The Center for Disease Control and Prevention (CDC) says one of the most effective ways of preventing the spread of COVID-19 is to wash hands often with soap and water.
Prior to the pandemic, an estimated 15 million people had experienced a water shutoff in communities with higher rates of poverty, unemployment and people of color.
“Long before this pandemic began, the lack of access to water had deadly consequences for people and families around this country,” Dingell said. “Denying any of our neighbors the ability to wash their hands or drink safe, clean water is unconscionable and immoral. If someone cannot afford their water bill, federal and local government should work together to help them, not punish their families by cutting off their access to water. Congress must immediately enshrine water as an undeniable human right afforded to all people who call this nation home.”
Currently, 183 million people live in jurisdictions without shutoff protections.
“At the onset of the COVID-19 crisis, around 2,800 families in Detroit had no running water,” Tlaib said. “No one should be left without the ability to wash their hands in order to help safeguard themselves and their loved ones from the far more contagious, threatening strain of this virus. Water has become more and more unaffordable, inaccessible and contaminated because we are not prioritizing the critical importance of water being a human right. The barriers and continued lack of investment are components of increased poverty and structural racism that many in our community have been facing their whole lives. This new Congress and administration should address this issue with a renewed urgency for dismantling these broken systems and ensuring that water is a human right no one is denied.”
At least 73 members of the House of Representatives are co-sponsoring the legislation and 88 organizations have endorsed the bill.
Denying any of our neighbors the ability to wash their hands or drink safe, clean water is unconscionable and immoral — U.S. Rep. Debbie Dingell (D-Dearborn)
The legislation would also provide water protections for households with incomes up to 150 percent of the federal poverty guidelines by authorizing $1.5 billion in grants using the Low-Income Home Energy Assistance Program (LIHEAP) to administer drinking water and wastewater assistance.

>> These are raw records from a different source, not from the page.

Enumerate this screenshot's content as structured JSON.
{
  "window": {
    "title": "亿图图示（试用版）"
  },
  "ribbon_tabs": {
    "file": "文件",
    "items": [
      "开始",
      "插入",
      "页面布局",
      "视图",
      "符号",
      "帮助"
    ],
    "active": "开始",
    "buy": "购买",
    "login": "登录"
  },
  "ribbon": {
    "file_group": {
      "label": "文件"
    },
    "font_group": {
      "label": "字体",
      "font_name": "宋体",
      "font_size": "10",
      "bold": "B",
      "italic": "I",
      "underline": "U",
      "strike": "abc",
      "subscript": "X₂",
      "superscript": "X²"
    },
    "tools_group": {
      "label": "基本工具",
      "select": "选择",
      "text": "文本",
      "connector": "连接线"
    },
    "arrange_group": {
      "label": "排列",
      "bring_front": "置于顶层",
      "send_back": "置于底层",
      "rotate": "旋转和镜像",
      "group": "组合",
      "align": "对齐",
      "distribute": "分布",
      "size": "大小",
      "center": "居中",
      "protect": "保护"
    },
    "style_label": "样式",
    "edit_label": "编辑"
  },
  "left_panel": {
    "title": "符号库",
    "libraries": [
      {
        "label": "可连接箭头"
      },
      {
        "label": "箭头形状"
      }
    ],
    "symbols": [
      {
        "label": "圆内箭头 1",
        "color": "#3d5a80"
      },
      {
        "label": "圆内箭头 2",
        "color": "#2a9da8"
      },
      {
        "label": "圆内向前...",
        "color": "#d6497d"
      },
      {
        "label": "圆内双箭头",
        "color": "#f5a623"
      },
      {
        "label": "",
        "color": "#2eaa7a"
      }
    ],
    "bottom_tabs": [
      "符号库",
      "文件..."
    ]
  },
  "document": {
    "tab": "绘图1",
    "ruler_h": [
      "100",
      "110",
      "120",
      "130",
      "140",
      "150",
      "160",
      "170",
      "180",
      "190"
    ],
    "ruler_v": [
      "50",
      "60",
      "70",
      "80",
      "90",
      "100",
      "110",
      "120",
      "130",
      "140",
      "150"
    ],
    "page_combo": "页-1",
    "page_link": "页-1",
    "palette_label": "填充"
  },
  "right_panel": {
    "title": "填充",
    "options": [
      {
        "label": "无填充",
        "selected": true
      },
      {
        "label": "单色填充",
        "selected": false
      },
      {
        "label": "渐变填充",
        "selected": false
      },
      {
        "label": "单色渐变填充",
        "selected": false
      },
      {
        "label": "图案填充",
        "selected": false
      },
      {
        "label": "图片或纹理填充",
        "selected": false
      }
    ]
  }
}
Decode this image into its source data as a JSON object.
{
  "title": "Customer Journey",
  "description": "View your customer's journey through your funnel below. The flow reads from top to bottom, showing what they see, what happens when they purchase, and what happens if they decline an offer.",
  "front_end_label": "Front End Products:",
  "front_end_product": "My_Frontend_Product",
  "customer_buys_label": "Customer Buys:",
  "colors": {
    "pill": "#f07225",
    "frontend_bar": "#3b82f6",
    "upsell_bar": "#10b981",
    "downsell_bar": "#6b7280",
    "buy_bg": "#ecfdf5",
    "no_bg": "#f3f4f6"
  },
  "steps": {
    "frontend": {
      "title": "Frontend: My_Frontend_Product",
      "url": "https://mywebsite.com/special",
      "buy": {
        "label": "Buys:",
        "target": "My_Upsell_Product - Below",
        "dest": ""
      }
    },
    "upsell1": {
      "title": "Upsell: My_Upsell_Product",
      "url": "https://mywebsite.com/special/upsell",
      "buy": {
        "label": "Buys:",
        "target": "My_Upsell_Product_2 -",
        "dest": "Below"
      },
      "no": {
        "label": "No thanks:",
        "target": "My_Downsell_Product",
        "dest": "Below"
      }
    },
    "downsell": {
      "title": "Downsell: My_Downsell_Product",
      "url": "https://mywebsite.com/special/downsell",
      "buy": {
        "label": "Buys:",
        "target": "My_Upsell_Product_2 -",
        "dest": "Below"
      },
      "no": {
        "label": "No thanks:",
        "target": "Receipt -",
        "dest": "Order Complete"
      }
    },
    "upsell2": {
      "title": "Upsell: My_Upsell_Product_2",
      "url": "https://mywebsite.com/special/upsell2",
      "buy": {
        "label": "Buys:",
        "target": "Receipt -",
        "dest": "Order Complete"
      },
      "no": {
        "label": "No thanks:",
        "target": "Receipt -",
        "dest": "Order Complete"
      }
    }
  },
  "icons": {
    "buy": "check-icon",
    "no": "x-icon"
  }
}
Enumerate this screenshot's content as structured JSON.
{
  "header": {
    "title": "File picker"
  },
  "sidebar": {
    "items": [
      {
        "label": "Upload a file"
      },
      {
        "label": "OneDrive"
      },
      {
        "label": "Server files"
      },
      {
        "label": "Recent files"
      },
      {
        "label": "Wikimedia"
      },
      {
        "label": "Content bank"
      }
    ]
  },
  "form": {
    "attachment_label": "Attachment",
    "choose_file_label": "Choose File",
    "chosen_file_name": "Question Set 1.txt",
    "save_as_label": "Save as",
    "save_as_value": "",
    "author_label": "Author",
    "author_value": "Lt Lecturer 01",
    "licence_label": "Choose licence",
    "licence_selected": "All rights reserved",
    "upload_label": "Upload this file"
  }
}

The bill would require service providers to reconnect water service as well as home energy and electric services.